*TASK MATERIAL*

========

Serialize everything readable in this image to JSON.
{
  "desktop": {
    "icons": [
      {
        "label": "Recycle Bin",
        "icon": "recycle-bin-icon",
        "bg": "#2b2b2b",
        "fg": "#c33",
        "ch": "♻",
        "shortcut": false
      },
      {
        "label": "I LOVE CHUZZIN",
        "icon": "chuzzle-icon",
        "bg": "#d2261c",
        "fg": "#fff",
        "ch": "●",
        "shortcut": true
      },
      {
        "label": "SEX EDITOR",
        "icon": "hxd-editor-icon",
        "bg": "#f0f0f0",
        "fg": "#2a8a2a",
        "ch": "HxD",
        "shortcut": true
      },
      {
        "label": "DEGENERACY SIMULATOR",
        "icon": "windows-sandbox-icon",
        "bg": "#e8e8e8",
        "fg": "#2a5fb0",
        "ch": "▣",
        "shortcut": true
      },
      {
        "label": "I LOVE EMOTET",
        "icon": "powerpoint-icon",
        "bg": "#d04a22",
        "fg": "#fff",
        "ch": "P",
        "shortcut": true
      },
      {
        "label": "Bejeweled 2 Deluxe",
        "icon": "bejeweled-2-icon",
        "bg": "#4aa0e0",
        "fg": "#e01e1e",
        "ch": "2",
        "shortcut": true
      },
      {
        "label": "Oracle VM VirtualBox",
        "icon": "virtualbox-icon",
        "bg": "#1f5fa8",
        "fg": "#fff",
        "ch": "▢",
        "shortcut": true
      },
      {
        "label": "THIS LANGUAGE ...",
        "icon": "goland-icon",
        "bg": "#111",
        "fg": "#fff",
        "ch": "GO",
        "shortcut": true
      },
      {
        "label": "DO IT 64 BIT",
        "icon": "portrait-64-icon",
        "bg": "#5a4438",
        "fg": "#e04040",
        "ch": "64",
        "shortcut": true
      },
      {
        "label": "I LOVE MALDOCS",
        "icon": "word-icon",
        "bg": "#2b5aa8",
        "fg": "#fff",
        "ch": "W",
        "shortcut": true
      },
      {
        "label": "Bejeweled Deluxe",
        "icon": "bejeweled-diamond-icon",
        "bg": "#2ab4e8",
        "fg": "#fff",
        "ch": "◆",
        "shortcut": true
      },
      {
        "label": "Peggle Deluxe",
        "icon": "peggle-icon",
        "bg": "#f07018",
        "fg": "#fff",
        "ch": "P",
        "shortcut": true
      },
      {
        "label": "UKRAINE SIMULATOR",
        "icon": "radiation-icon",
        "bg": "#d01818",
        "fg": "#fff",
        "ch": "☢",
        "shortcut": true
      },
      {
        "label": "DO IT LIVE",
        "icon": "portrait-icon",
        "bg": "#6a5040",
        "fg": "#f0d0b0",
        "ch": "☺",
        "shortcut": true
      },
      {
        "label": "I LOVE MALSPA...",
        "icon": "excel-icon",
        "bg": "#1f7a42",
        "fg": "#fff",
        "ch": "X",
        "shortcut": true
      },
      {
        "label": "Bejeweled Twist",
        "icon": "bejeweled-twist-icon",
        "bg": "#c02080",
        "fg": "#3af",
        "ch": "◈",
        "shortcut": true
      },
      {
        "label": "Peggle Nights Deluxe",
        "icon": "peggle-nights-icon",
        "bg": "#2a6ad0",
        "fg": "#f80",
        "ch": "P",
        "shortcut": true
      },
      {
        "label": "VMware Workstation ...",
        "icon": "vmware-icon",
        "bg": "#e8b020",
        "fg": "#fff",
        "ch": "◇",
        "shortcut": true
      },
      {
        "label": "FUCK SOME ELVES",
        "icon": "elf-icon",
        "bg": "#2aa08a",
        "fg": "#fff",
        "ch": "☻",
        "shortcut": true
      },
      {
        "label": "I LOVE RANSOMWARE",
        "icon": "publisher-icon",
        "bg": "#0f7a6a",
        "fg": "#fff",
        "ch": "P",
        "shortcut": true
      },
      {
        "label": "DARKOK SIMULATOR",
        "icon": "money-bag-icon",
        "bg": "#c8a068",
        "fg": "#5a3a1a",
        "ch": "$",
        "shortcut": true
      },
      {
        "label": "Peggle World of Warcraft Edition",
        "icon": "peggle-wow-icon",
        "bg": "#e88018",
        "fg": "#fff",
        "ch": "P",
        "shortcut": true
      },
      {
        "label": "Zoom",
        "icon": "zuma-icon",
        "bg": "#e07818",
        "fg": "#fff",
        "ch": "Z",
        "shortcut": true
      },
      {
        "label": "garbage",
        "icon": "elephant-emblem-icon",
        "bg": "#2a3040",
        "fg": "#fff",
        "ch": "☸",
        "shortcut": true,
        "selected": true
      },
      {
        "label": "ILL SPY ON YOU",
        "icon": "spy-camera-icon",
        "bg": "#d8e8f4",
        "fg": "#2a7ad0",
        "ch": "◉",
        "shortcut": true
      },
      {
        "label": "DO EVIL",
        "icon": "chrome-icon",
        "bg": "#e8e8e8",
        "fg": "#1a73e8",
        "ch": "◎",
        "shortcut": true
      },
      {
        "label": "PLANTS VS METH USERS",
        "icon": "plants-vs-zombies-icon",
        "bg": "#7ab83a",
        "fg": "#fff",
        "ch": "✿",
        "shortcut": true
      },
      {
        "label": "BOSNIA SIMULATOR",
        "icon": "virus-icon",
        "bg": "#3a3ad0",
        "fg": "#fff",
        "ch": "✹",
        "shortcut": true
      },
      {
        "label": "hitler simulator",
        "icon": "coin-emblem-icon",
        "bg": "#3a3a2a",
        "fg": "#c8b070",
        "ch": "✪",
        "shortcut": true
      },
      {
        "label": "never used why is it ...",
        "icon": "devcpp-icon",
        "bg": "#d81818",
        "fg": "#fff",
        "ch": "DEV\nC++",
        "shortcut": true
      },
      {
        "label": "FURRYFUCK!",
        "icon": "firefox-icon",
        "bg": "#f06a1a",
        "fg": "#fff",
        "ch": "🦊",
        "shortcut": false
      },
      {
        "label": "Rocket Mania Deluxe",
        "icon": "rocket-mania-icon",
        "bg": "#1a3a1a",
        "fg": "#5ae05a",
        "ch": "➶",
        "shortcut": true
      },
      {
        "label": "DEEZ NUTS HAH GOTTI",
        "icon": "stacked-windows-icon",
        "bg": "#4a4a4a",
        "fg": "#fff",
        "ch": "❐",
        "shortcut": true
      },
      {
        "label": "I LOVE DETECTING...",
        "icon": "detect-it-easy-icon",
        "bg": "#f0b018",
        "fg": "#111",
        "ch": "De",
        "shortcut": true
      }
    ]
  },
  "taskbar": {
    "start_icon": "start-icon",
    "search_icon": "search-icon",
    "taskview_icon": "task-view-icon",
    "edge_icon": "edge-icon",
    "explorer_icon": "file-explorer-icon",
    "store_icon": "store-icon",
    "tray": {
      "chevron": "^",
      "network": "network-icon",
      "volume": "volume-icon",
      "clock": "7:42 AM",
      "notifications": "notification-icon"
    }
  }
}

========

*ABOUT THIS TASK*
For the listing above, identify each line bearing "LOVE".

*FINAL ANSWER*
        "label": "I LOVE CHUZZIN",
        "label": "I LOVE EMOTET",
        "label": "I LOVE MALDOCS",
        "label": "I LOVE MALSPA...",
        "label": "I LOVE RANSOMWARE",
        "label": "I LOVE DETECTING...",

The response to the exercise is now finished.